Bacteria; Proteobacteria; Gammaproteobacteria; Enterobacteriales; Enterobacteriaceae

Species

Shigella boydii; S. dysenteriae; S. flexneri; S. sonnei

Description and significance

Shigiella is a non spore forming gram negative bacteria that aids in the facilitation of intracellular pathogens. It is able to survive the proteases and acids of the intestinal tract and infections to hosts can be caused from a very low dose. As little as 10 to 100 bacteria are needed to cause infection.

Genome structure

Describe the size and content of the genome. How many chromosomes? Circular or linear? Other interesting features? What is known about its sequence?


Cell structure and metabolism

Interesting features of cell structure; how it gains energy; what important molecules it produces.

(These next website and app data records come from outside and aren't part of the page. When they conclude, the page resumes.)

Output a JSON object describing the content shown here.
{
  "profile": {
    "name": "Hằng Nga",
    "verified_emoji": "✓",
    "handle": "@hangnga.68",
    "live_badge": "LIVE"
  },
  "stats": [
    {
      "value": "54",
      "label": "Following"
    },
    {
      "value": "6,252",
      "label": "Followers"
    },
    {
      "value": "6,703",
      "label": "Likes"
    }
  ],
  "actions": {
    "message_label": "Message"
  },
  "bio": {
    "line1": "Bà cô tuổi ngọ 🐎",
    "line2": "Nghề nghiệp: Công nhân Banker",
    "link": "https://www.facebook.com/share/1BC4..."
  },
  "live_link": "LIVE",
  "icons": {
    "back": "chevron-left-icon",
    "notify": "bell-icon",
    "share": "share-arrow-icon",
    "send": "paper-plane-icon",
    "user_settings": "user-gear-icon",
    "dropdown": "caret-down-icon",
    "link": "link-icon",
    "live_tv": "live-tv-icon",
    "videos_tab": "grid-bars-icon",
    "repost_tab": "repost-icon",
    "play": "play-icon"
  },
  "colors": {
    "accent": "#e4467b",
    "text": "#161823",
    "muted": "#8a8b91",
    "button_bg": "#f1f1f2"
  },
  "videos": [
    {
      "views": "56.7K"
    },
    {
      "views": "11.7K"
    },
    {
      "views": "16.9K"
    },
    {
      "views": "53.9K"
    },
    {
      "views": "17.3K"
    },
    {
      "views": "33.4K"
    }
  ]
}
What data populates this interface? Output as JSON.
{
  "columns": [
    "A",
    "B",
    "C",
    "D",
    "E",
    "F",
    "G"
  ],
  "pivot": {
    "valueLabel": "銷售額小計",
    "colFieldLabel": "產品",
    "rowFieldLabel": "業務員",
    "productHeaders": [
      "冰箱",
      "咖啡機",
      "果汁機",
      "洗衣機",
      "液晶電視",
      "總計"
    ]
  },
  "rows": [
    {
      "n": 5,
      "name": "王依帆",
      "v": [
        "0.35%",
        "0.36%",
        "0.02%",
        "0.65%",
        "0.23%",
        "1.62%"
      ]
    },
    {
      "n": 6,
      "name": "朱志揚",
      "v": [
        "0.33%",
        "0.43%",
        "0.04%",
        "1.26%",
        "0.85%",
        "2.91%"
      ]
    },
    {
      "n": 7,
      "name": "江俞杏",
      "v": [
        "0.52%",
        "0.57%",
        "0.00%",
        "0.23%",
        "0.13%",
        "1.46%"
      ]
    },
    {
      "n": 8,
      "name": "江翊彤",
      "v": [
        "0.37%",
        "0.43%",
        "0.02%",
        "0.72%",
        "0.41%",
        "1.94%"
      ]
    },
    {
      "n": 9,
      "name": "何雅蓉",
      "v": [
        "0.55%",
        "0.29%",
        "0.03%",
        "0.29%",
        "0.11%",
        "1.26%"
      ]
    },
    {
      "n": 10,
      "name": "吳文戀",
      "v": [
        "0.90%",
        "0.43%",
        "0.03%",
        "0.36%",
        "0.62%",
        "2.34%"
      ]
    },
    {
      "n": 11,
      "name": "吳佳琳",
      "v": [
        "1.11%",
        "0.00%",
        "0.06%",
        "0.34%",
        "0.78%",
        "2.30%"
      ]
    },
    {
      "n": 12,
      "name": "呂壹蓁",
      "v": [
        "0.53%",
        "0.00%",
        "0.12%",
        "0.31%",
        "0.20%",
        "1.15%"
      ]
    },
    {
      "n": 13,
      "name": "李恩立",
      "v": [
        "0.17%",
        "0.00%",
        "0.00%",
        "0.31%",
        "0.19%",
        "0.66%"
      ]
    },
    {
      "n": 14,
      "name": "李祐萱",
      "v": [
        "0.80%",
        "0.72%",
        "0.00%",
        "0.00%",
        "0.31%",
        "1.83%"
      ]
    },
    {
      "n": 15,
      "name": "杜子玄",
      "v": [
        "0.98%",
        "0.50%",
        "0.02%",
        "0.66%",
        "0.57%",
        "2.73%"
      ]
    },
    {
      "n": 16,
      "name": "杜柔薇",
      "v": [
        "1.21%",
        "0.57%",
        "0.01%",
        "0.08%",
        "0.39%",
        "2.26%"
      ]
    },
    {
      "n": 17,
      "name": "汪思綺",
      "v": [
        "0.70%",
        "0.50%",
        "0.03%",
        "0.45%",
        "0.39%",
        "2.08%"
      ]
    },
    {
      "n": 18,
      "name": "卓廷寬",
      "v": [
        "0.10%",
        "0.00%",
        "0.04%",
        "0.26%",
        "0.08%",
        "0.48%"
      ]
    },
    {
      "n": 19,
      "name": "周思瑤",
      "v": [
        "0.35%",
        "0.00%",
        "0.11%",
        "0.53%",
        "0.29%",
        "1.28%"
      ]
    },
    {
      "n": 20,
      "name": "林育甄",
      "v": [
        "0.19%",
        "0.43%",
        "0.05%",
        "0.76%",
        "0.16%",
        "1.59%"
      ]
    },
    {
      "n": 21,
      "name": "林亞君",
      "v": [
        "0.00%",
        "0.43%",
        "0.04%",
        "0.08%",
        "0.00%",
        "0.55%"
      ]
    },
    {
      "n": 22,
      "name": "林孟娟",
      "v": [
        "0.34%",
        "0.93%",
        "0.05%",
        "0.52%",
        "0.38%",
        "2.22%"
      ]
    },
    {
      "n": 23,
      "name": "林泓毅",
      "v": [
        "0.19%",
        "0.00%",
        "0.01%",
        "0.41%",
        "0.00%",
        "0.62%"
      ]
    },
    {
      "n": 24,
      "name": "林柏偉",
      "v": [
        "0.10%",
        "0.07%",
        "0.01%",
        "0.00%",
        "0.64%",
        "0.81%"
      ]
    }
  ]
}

Ecology

Habitat; symbiosis; contributions to the environment.

Pathology

How does this organism cause disease? Human, animal, plant hosts? Virulence factors, as well as patient symptoms.

Current Research

Enter summarries of the most rescent research here--at least three required

References

[Sample reference] Takai, K., Sugai, A., Itoh, T., and Horikoshi, K. "Palaeococcus ferrophilus gen. nov., sp. nov., a barophilic, hyperthermophilic archaeon from a deep-sea hydrothermal vent chimney". International Journal of Systematic and Evolutionary Microbiology. 2000. Volume 50. p. 489-500.

Edited by student of Dr. Kirk Bartholomew